HousingLink decided to step into this from the renters' perspective to get not only at "are you staying current on rent?" but into questions such as:
- "How important has your stimulus check or unemployment boost been in helping you pay your rent since April?" and
- "Knowing that the Federal Government’s $600/week unemployment insurance ends on July 31, how do things look for you after that if there is not more assistance provided?"
We received responses from 926 renters who affirmed our concerns about the precarious situation in which most low- to moderate-income renters find themselves. Here are a few findings:
- Those staying current on rent have fallen from 91% to 72%.
- An alarming 70% of those already employed have lost their job or hours during the pandemic, with only 20% of those expecting to be back to working at full capacity by July 31.
- 26% of respondents do not believe they will be able to continue paying rent after July 31. This does not include those who will be able to pay rent but at the expense of other bills.
These survey results are painting the picture of lower-income renters. 90% of households with active HousingLink renter accounts make under $44,000/year.
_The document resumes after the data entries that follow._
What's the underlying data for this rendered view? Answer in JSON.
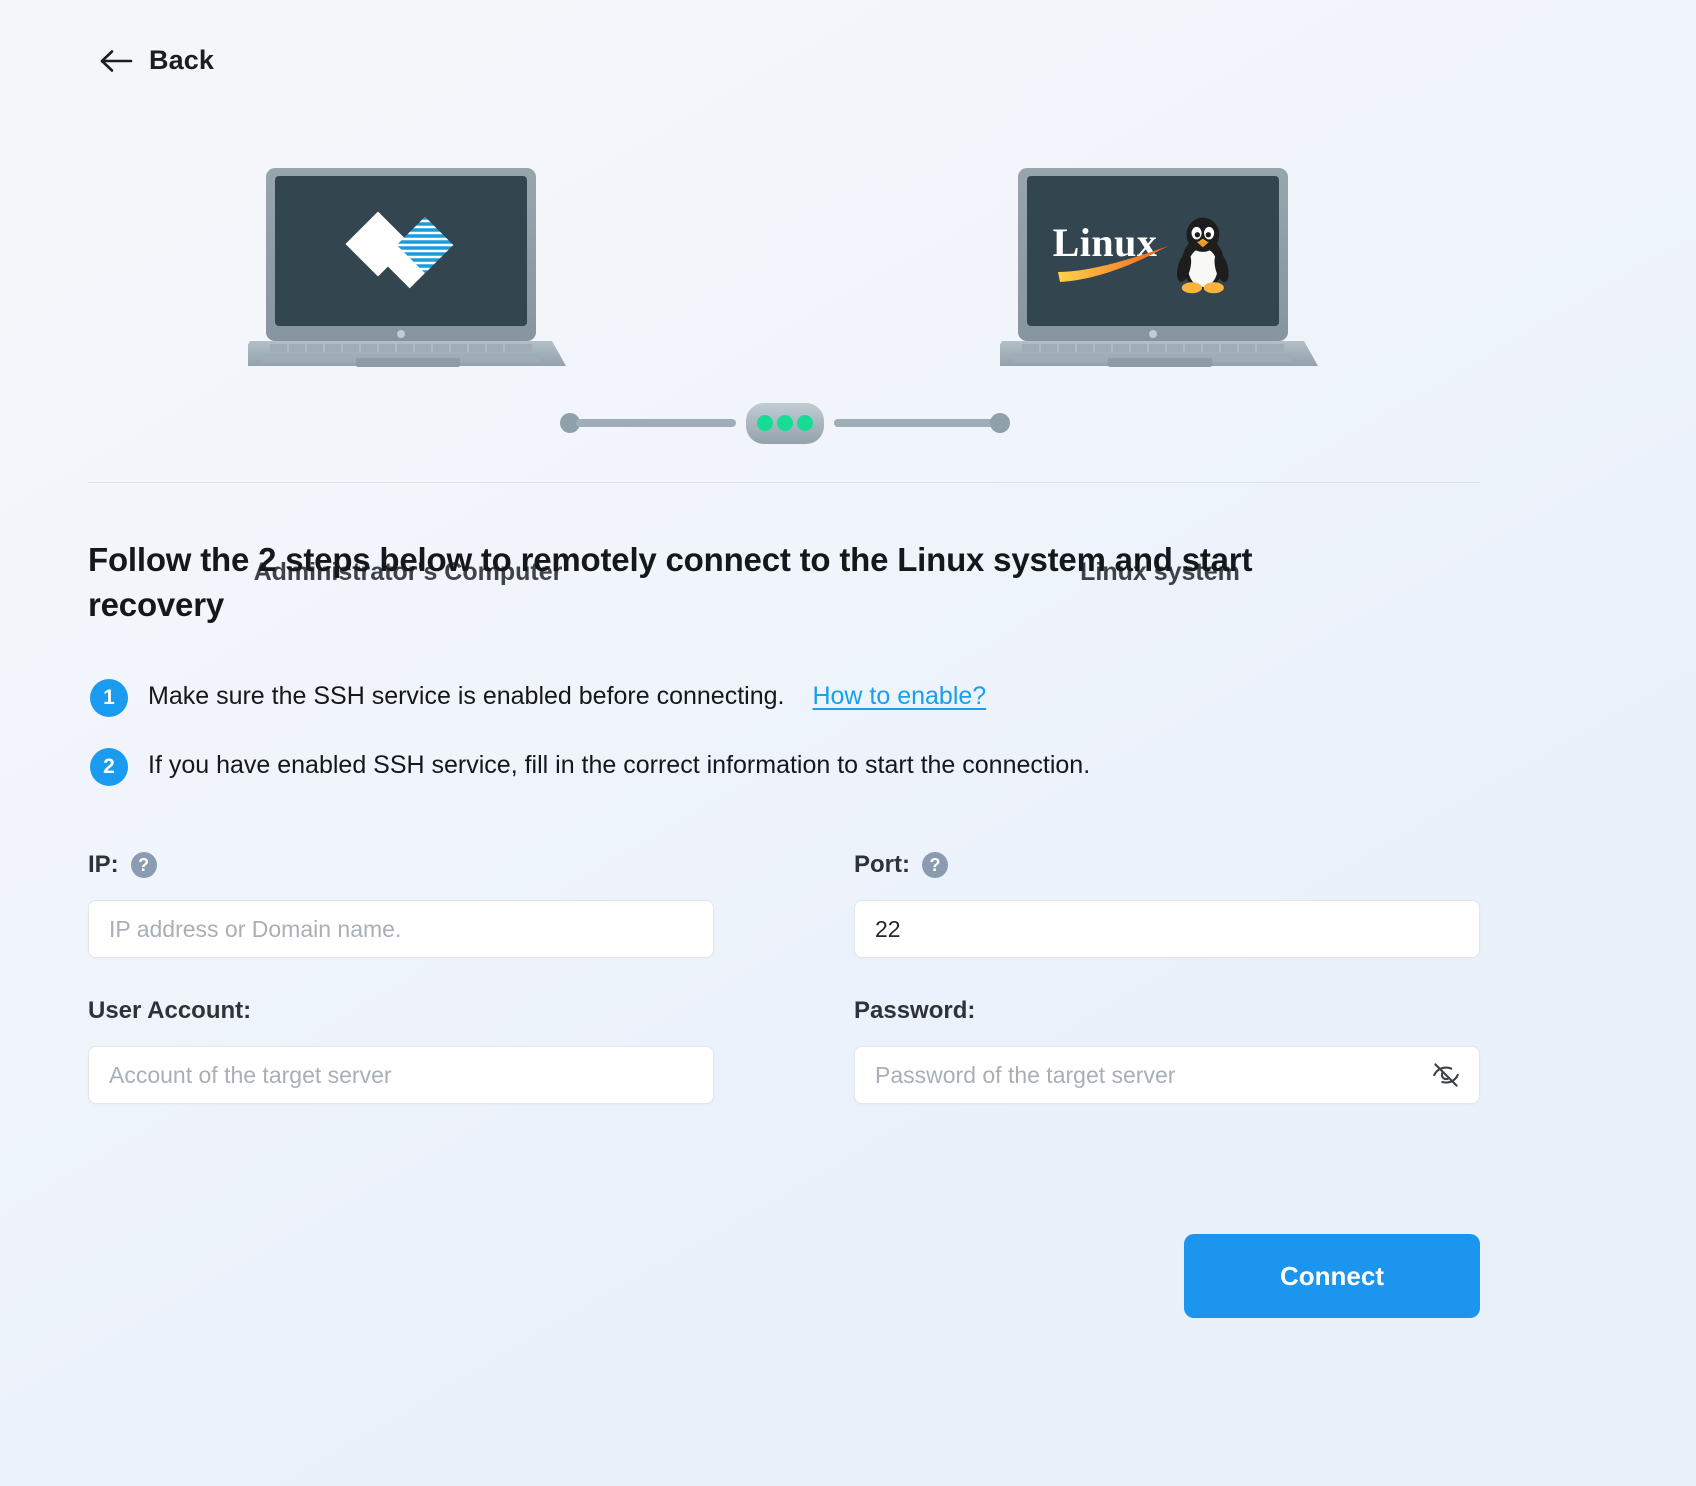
{
  "nav": {
    "back_label": "Back",
    "back_icon": "arrow-left-icon"
  },
  "illustration": {
    "left": {
      "caption": "Administrator's Computer",
      "screen_logo": "easeus-diamond-logo"
    },
    "right": {
      "caption": "Linux system",
      "screen_logo": "linux-tux-logo",
      "screen_logo_text": "Linux"
    },
    "connector": {
      "icon": "connection-status-pill",
      "dot_color": "#16dd93",
      "dots": 3
    }
  },
  "heading": "Follow the 2 steps below to remotely connect to the Linux system and start recovery",
  "steps": [
    {
      "number": "1",
      "text": "Make sure the SSH service is enabled before connecting.",
      "link": "How to enable?"
    },
    {
      "number": "2",
      "text": "If you have enabled SSH service, fill in the correct information to start the connection.",
      "link": ""
    }
  ],
  "form": {
    "ip": {
      "label": "IP:",
      "help_icon": "question-mark-icon",
      "value": "",
      "placeholder": "IP address or Domain name."
    },
    "port": {
      "label": "Port:",
      "help_icon": "question-mark-icon",
      "value": "22",
      "placeholder": "22"
    },
    "user_account": {
      "label": "User Account:",
      "value": "",
      "placeholder": "Account of the target server"
    },
    "password": {
      "label": "Password:",
      "value": "",
      "placeholder": "Password of the target server",
      "toggle_icon": "eye-off-icon"
    }
  },
  "actions": {
    "connect_label": "Connect"
  },
  "colors": {
    "accent": "#1b95ee",
    "link": "#15a0f0",
    "badge": "#1b9bf0",
    "status_dot": "#16dd93",
    "screen_bg": "#334455",
    "page_bg": "#f1f5fb"
  }
}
These are the the households most likely to be paying rent on a check-to-check basis, and as these survey results show, they have been hard-hit by loss of work and hours.
Recent surveys of larger property management companies have suggested that a majority of tenants have remained current on monthly rent payments. To provide the additional additional market context of "shadow market" properties including single-family and duplex rentals, HousingLink conducted a survey of one-to-four unit property landlords, asking the number of units with rent six days late as of the sixth of the month, and rent 30 days late as of the sixth of the month.
We asked landlords to give us that figure for each month from March through July of 2020, and received 108 responses. Notably:
- Rents 6 days have have gone from 9% of all units in March to 21% in July.
- Rents 30 days late have gone from 7% of all units in March to 10% in July.
It is important to recall that these findings are against the backdrop of renter assistance in the form of the Federal CARES Act stimulus checks and unemployment assistance (the former of which was a one-time payment, and the latter of which ends at the end of July). 26% of the respondents to our renter survey do not believe they will be able to continue paying rent after July 31 without further assistance.